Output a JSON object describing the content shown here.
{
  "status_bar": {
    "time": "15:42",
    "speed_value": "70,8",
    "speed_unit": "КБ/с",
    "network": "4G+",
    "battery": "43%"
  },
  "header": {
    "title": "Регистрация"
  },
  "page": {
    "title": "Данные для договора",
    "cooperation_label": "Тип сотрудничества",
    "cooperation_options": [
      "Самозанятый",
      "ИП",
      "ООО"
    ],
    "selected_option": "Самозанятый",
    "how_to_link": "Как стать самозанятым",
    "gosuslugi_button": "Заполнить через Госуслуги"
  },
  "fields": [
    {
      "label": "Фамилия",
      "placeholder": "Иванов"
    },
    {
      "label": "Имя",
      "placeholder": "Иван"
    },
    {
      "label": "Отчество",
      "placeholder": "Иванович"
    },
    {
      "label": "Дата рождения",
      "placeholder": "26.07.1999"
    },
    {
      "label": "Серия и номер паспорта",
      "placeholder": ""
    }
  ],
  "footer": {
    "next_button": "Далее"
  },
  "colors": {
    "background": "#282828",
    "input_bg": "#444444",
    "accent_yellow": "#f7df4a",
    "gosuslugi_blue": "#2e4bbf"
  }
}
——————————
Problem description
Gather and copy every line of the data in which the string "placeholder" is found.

Output for this task
      "placeholder": "Иванов"
      "placeholder": "Иван"
      "placeholder": "Иванович"
      "placeholder": "26.07.1999"
      "placeholder": ""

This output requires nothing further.